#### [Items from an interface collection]
****************************************
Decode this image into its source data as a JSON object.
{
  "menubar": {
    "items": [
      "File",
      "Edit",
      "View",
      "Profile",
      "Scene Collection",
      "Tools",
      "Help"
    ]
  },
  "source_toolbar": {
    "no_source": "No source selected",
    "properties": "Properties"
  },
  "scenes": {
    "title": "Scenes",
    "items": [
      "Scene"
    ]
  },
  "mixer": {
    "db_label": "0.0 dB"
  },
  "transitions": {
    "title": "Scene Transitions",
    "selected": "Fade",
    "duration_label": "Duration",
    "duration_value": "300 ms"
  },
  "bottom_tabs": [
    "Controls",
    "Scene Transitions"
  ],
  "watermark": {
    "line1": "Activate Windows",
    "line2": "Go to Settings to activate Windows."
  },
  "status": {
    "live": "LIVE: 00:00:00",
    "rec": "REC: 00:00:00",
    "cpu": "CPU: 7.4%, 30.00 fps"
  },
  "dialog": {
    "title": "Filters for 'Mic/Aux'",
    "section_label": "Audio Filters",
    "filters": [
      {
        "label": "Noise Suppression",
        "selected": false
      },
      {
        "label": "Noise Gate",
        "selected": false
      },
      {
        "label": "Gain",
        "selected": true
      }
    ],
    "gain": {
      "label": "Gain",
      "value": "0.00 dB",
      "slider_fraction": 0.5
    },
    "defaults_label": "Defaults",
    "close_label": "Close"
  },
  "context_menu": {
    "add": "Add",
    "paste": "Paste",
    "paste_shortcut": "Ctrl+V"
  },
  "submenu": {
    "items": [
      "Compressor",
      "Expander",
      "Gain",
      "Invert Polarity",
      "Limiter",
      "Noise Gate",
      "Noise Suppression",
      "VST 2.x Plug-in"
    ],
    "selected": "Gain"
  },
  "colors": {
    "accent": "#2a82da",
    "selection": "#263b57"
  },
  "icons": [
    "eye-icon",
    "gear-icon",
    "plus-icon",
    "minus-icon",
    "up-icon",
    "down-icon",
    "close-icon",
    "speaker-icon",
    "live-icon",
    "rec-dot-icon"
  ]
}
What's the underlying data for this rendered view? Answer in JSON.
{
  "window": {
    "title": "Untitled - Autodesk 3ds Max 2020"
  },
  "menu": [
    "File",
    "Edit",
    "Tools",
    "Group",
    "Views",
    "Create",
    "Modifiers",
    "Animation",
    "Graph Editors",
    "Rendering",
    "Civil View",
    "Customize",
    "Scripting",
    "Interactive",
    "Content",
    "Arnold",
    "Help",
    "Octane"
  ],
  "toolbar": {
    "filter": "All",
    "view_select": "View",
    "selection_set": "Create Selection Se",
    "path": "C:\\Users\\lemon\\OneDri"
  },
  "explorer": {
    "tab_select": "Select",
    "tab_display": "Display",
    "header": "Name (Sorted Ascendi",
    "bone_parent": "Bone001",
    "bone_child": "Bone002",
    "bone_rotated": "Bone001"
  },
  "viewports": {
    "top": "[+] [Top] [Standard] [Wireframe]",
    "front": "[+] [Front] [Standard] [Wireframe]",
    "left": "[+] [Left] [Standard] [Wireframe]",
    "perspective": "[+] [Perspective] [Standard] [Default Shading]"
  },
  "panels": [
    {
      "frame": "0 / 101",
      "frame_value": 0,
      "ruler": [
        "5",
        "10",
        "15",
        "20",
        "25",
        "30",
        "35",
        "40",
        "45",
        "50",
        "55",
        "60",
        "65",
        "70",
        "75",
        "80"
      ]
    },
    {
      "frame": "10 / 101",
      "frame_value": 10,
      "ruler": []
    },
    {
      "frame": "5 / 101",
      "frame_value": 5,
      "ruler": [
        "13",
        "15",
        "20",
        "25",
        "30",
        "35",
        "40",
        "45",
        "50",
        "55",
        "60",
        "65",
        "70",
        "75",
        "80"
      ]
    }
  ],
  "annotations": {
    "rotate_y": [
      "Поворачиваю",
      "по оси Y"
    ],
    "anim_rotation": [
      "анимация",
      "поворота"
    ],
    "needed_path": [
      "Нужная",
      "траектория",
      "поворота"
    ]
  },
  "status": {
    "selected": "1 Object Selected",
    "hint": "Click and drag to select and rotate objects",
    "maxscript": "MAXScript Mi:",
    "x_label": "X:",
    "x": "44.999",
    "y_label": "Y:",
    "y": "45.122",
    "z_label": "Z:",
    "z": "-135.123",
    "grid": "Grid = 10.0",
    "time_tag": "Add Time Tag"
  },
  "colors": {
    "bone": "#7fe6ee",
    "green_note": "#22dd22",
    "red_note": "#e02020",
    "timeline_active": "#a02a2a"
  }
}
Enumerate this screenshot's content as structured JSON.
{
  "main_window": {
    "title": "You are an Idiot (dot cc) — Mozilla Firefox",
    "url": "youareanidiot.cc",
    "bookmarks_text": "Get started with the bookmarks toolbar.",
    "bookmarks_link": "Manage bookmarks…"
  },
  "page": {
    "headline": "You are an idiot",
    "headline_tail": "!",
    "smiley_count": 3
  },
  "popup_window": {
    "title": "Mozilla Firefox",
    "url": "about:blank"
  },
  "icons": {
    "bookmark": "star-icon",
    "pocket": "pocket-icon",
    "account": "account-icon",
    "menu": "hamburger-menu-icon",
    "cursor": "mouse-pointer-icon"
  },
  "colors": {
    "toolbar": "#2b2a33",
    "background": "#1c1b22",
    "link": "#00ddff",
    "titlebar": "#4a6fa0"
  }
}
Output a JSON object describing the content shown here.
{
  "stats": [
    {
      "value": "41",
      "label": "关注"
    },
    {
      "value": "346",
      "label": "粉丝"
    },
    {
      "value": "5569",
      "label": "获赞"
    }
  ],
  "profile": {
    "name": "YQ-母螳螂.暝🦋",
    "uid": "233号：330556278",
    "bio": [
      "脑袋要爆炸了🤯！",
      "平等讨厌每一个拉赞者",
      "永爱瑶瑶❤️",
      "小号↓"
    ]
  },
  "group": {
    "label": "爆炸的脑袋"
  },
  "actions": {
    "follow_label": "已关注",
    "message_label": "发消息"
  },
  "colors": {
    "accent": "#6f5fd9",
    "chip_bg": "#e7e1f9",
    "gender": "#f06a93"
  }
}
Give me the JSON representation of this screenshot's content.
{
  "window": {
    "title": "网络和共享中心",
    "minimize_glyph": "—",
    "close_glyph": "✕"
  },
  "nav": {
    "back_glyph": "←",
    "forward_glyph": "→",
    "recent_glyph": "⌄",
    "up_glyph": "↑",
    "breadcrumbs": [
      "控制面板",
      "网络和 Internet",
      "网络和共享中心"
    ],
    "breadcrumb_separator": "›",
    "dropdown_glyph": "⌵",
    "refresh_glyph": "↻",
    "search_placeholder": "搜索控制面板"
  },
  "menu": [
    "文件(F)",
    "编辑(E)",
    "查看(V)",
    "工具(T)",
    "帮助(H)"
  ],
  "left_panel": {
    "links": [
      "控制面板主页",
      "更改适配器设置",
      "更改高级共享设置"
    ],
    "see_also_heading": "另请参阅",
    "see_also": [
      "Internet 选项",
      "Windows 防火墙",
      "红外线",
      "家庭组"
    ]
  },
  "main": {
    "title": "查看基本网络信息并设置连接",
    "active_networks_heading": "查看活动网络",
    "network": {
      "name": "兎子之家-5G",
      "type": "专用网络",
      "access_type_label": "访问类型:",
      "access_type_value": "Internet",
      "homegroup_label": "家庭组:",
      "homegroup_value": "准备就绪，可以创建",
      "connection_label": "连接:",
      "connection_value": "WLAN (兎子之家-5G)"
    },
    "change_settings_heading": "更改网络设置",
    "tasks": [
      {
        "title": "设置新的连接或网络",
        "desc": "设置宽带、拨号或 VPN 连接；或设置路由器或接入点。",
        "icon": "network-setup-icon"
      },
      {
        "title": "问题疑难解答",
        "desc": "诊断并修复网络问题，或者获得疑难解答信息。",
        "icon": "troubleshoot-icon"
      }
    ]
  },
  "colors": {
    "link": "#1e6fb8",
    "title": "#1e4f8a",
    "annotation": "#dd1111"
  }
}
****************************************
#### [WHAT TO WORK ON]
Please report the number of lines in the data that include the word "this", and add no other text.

#### [WRITTEN SOLUTION]
4